# RECORDED INFORMATION
==========

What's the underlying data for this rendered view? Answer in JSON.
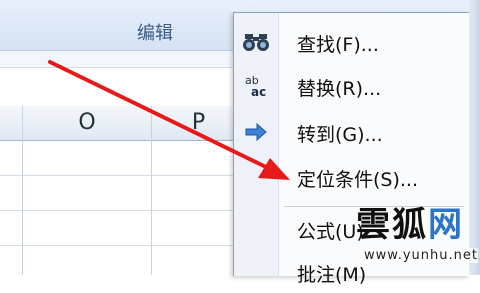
{
  "ribbon": {
    "group_label": "编辑"
  },
  "columns": [
    "O",
    "P"
  ],
  "menu": {
    "items": [
      {
        "label": "查找(F)...",
        "icon": "binoculars-icon"
      },
      {
        "label": "替换(R)...",
        "icon": "replace-ab-ac-icon",
        "icon_text_top": "ab",
        "icon_text_bottom": "ac"
      },
      {
        "label": "转到(G)...",
        "icon": "arrow-right-icon"
      },
      {
        "label": "定位条件(S)...",
        "icon": ""
      },
      {
        "label": "公式(U)",
        "icon": ""
      },
      {
        "label": "批注(M)",
        "icon": ""
      }
    ]
  },
  "watermark": {
    "brand": "雲狐",
    "net": "网",
    "url": "www.yunhu.net"
  },
  "annotation": {
    "arrow_color": "#e8191b"
  }
}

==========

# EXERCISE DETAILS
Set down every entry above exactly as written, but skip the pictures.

# SOLVED PROBLEM
What's the underlying data for this rendered view? Answer in JSON.
{
  "ribbon": {
    "group_label": "编辑"
  },
  "columns": [
    "O",
    "P"
  ],
  "menu": {
    "items": [
      {
        "label": "查找(F)...",
        "icon": "binoculars-icon"
      },
      {
        "label": "替换(R)...",
        "icon": "replace-ab-ac-icon",
        "icon_text_top": "ab",
        "icon_text_bottom": "ac"
      },
      {
        "label": "转到(G)...",
        "icon": "arrow-right-icon"
      },
      {
        "label": "定位条件(S)...",
        "icon": ""
      },
      {
        "label": "公式(U)",
        "icon": ""
      },
      {
        "label": "批注(M)",
        "icon": ""
      }
    ]
  },
  "watermark": {
    "brand": "雲狐",
    "net": "网",
    "url": "www.yunhu.net"
  },
  "annotation": {
    "arrow_color": "#e8191b"
  }
}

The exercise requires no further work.